There is power in numbers. Partnerships between two brands work through the loan of brand equity to each other. The clever bit is when value is added to consumers. Nike+ boosted the Nike experience with integrated Apple technology. The music brand Beats by Dr Dre partnered musicians and other celebrities to develop co-branded products, generating huge commercial value and reaching new audiences via these collaborators.
Consumers are now savvier and more cynical about message-based marketing. Brand loyalty is comparable to "brand borrowing", to satisfy a certain time and function. Where brand parity exists in a market the opportunity of 1+1 can be approached in tag-team style. You can create a point of difference in your sectors and add value with a double-powered proposition.
Brands joining forces
So who do you team up with? Does McDonald’s say "Hey, Whole Foods, I’ve noticed you around, shall we get it on?" Probably not. Being aligned in brand vision and purpose is key. The launch of the #BrewBurger from craft brewery BrewDog and Honest Burger aligned two entrepreneurial, fast-growing British companies with an opportunity to give visibility to each brand. They achieved this through endorsement, trial and product innovation (the marriage of beer and burger excellence).
Launching a brand partner is like introducing your buddy, Brand X, to friends in the pub. You are using the power of endorsement, association and the confirmation-bias "halo effect" to bring Brand X to a new audience. Then when you (as Brand Y) are introduced to your brand partner’s sector, this group doubles in size. Your marketing efforts and audience have just doubled, and added value is being delivered to your consumers. Partnerships can even go beyond doubling when delving into events and opportunities to expand and diversify your brand; sometimes partnerships are platonic and sometimes they can be embedded into your brand’s DNA.
The process of evaluating partnerships starts with questions. Consider how a collaboration could be of value to consumers while being mutually beneficial. Partners can be identified through contacts, networking or a partnership specialist that matchmakes aligned thoughts, agendas and expectations. Once you have identified a partner, consider a checklist: are you a mission-driven business, what’s your CSR remit, what’s your heritage and identity? These factors can help create strategically sound partnerships that could be anything from co-branded product creation to event sponsorship, selecting charities to support or choosing start-ups to work with. Consider your audiences: even though the strongest partnerships are between those in different sectors, it is important to identify the crossover.

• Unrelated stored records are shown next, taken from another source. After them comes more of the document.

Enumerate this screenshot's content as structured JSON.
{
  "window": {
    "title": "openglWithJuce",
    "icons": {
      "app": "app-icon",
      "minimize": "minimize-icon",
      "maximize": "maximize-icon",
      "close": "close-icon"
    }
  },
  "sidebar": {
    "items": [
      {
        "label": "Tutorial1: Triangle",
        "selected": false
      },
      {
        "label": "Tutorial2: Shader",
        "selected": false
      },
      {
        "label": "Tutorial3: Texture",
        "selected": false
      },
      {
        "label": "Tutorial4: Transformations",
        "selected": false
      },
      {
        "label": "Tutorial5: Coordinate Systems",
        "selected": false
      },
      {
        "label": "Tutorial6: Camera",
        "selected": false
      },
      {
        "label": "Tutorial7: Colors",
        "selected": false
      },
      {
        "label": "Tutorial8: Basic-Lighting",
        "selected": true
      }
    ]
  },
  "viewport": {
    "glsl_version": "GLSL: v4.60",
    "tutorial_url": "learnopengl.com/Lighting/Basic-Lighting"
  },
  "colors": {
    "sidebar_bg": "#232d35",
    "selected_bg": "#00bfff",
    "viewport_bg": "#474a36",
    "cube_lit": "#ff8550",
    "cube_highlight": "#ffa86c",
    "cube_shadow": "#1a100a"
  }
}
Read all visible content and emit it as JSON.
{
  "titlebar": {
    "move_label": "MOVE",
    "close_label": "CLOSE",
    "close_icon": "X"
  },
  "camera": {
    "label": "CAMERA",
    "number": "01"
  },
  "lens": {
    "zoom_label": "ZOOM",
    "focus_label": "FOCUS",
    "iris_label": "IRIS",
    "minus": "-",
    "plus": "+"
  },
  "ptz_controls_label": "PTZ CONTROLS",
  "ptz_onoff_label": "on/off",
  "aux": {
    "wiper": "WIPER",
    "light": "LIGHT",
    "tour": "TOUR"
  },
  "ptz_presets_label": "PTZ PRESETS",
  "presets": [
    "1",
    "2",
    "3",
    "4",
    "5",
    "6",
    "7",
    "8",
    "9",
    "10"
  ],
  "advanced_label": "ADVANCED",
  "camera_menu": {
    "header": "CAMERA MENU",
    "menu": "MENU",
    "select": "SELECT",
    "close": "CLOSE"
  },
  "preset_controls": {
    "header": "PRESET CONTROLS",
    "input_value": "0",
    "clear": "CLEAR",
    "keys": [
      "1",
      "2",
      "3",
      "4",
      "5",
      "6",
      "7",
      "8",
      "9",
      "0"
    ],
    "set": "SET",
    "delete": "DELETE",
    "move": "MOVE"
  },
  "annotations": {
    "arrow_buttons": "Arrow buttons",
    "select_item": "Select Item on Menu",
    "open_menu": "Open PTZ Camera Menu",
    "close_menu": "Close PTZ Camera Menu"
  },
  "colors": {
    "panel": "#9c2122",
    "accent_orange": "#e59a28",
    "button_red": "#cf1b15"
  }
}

My colleague Amanda Jennings and I were part of the team that launched The O2. A fundamental part of our strategy then was to have the customer at the heart of everything. It was always about customer-centric thinking, which made retention more important than acquisition. We were constantly finding unique, aligned partners to innovate with, which has aided the ambitions of The O2’s owner, AEG Live – building long-lasting brand equity.
To determine a clear, purposeful value exchange and proposition, you need to establish how to create added value and then convey it through one clear proposition. Keep it fresh, innovative and relevant to your audience’s lives. Keep rebuilding. Develop highly creative propositions that excite and benefit all parties involved. Partnerships are unique and can present a clear reason to choose your brand. They can also deliver unequalled value, as proven by Waitrose’s Heston range. The supermarket’s customers can sample the chef’s culinary experiments at home without spending £1000 at The Fat Duck. Harness extreme brand value between sectors.
Consider your working practices. Working together on a neutral, cloud-based platform such as Google Apps can enable cross-company productivity and real-time collaboration. Share thoughts in documents that can be authorised and edited; video calls can negate the issue of office distance.
Understand the potential ROI and share your expectations early. Short-, medium- and long-term brand partnerships deliver different sets of results related to your commercial objectives. Each partner will be an expert in their brand. You should be able to add rigour to your goal planning. Don’t underestimate the power of reach, sentiment and engagement if you’re planning a longer-term partnership – be prepared to put soft measures in place and share the growth ambitions of the programme.
Stop, collaborate and listen
Follow the wise words of marketing expert Vanilla Ice – stop. Don’t let your competitors overtake you through partnerships. Collaboration is the key to boost your brand and its usefulness in people’s lives. Listening to potential partners’ goals and consumers provides the key to creating a partnership that will lead to both loving you forever.